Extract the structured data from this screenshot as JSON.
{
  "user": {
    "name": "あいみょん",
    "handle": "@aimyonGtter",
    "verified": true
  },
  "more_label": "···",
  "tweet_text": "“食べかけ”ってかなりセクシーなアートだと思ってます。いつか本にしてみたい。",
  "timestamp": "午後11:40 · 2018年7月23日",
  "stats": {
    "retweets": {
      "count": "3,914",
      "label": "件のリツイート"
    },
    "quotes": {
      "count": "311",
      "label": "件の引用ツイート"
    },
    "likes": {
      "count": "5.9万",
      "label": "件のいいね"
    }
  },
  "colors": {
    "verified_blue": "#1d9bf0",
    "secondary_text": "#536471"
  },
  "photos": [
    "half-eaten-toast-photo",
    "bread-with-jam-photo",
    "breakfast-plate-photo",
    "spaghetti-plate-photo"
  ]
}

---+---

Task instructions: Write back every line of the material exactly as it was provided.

Output below:
Extract the structured data from this screenshot as JSON.
{
  "user": {
    "name": "あいみょん",
    "handle": "@aimyonGtter",
    "verified": true
  },
  "more_label": "···",
  "tweet_text": "“食べかけ”ってかなりセクシーなアートだと思ってます。いつか本にしてみたい。",
  "timestamp": "午後11:40 · 2018年7月23日",
  "stats": {
    "retweets": {
      "count": "3,914",
      "label": "件のリツイート"
    },
    "quotes": {
      "count": "311",
      "label": "件の引用ツイート"
    },
    "likes": {
      "count": "5.9万",
      "label": "件のいいね"
    }
  },
  "colors": {
    "verified_blue": "#1d9bf0",
    "secondary_text": "#536471"
  },
  "photos": [
    "half-eaten-toast-photo",
    "bread-with-jam-photo",
    "breakfast-plate-photo",
    "spaghetti-plate-photo"
  ]
}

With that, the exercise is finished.